Global Climate Change: USFWS Coastal Researchby Janet R. Keough, Natl Wetlands Research Cent, Slidell, United States,
Thomas W. Doyle, Natl Wetlands Research Cent, Slidell, United States,
Robert E. Stewart, Jr., Natl Wetlands Research Cent, Slidell, United States,
Document Type: Proceeding Paper
Part of: Coastal Zone '91
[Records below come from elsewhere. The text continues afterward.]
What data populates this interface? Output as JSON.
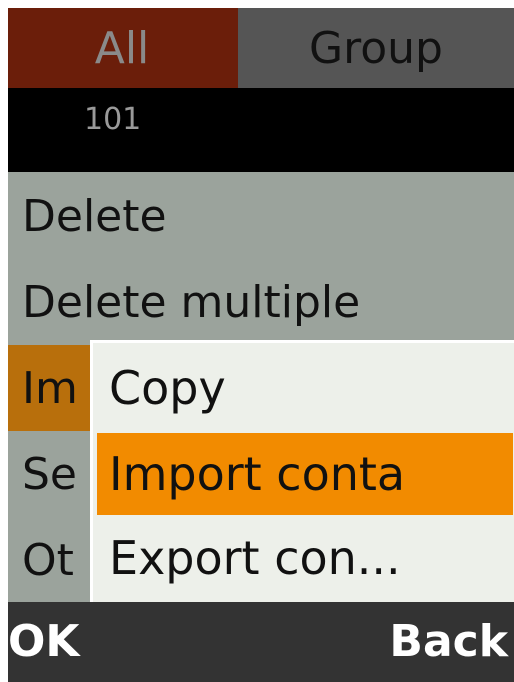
{
  "tabs": {
    "all": "All",
    "group": "Group"
  },
  "number_bar": {
    "value": "101"
  },
  "menu": {
    "items": [
      "Delete",
      "Delete multiple",
      "Im",
      "Se",
      "Ot"
    ]
  },
  "submenu": {
    "items": [
      "Copy",
      "Import conta",
      "Export con..."
    ],
    "selected_index": 1
  },
  "softkeys": {
    "left": "OK",
    "right": "Back"
  },
  "colors": {
    "tab_active": "#6b1e0a",
    "highlight": "#f28b00",
    "menu_bg": "#9ba39c",
    "submenu_bg": "#edf0ea"
  }
}
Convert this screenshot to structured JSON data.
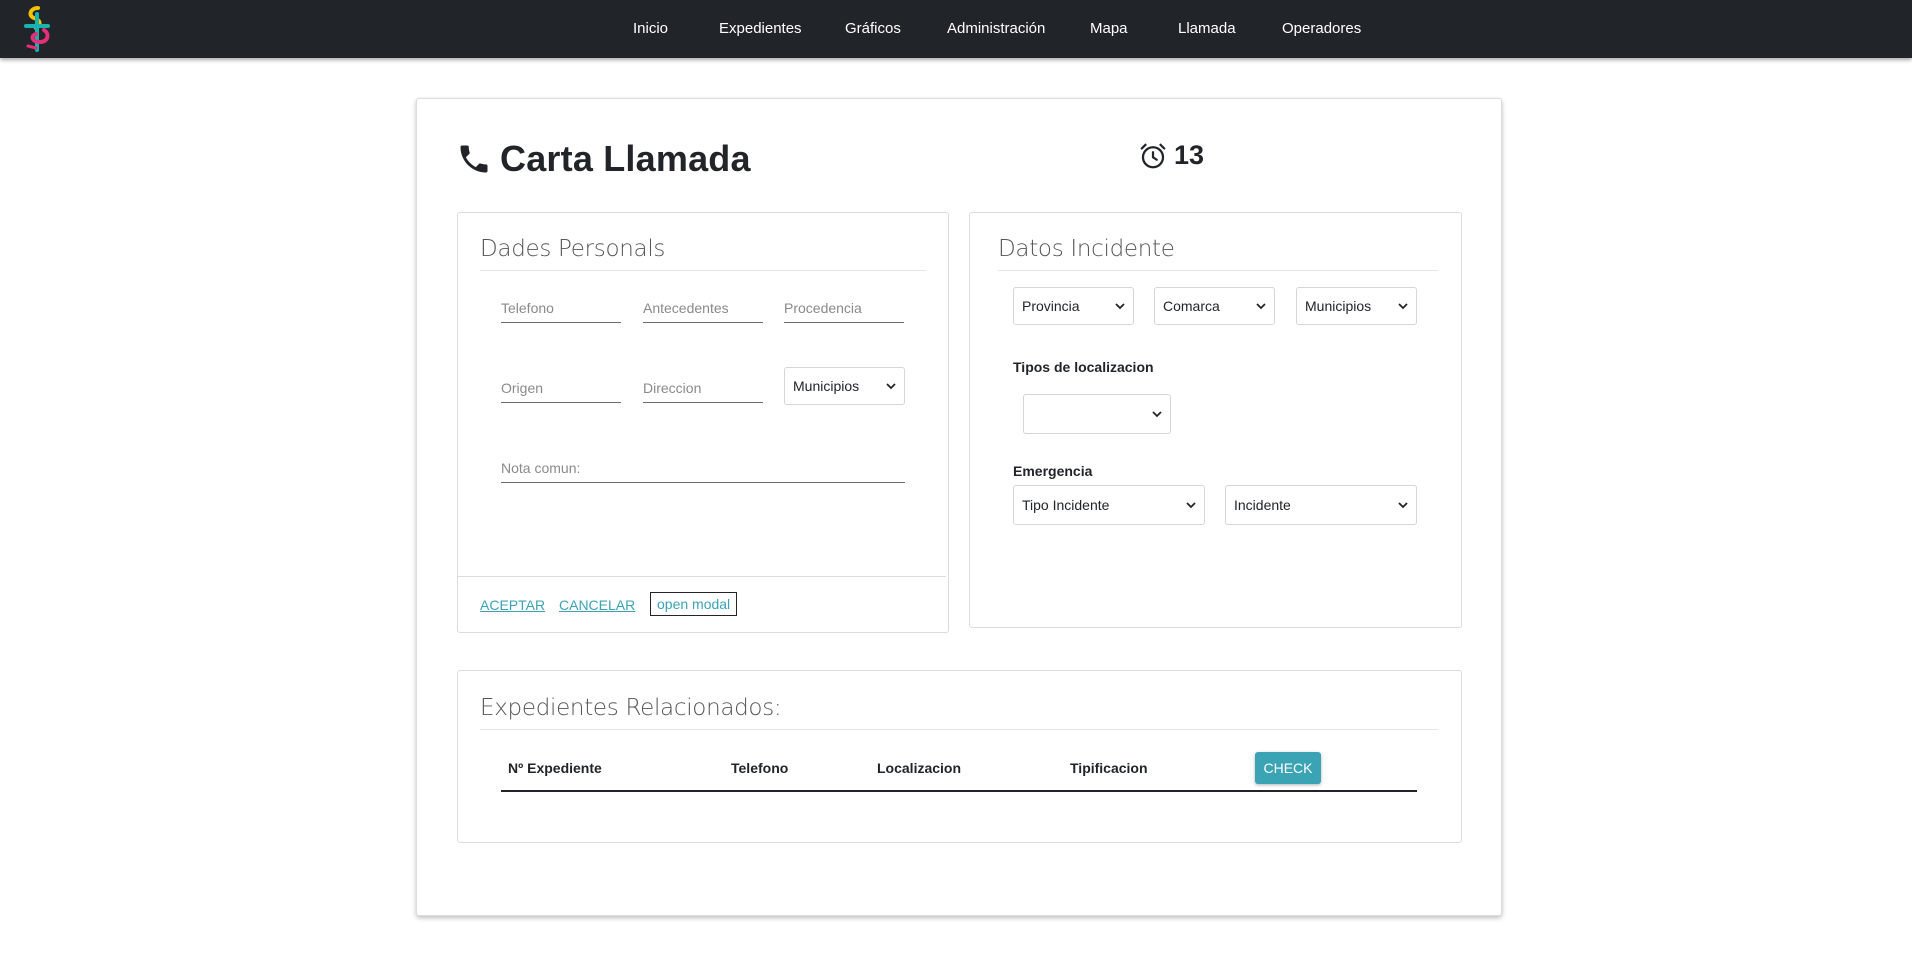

Scenarios of global climate change are still ambiguous; however, increasing sea level and atmospheric carbon dioxide (CO2) concentrations seem certain, although rates of change are still being debated. Predictions for other aspects of climate change, such as temperature, tropical storm frequency and intensity, and precipitation, are still in debate, and all predictions for local (e.g., watershed) or regional effects are far from being useful for site-specific planning. While recognizing the weakness of current climate models, especially at regional and local scales, the U.S. Fish and Wildlife Service, in fulfilling its mandate for wildlife habitat protection and maintenance, advocates understanding the processes involved and forecasting potential changes. Because coastal wetlands constitute critical habitat for a significant portion of fish and wildlife under the Service's conservation charge, the Service's National Wetlands Research Center will study some of the most vulnerable coastal habitats of the Southern United States, namely coastal emergent marshes, submerged aquatic vegetation, forested wetlands, and communities of benthic invertebrates. Studies will include developing landscape-level data bases on National Wildlife Refuge wetland complexes along the coasts of the south Atlantic and Gulf of Mexico. Comparisons will be made between accreting and subsiding coastal marshes. Greenhouse and mesocosm experiments will be conducted on key species from each habitat type to determine their responses to elevated inorganic carbon, salinity, temperature, and ultraviolet radiation.
Services: Buy this book/Buy this article
Return to search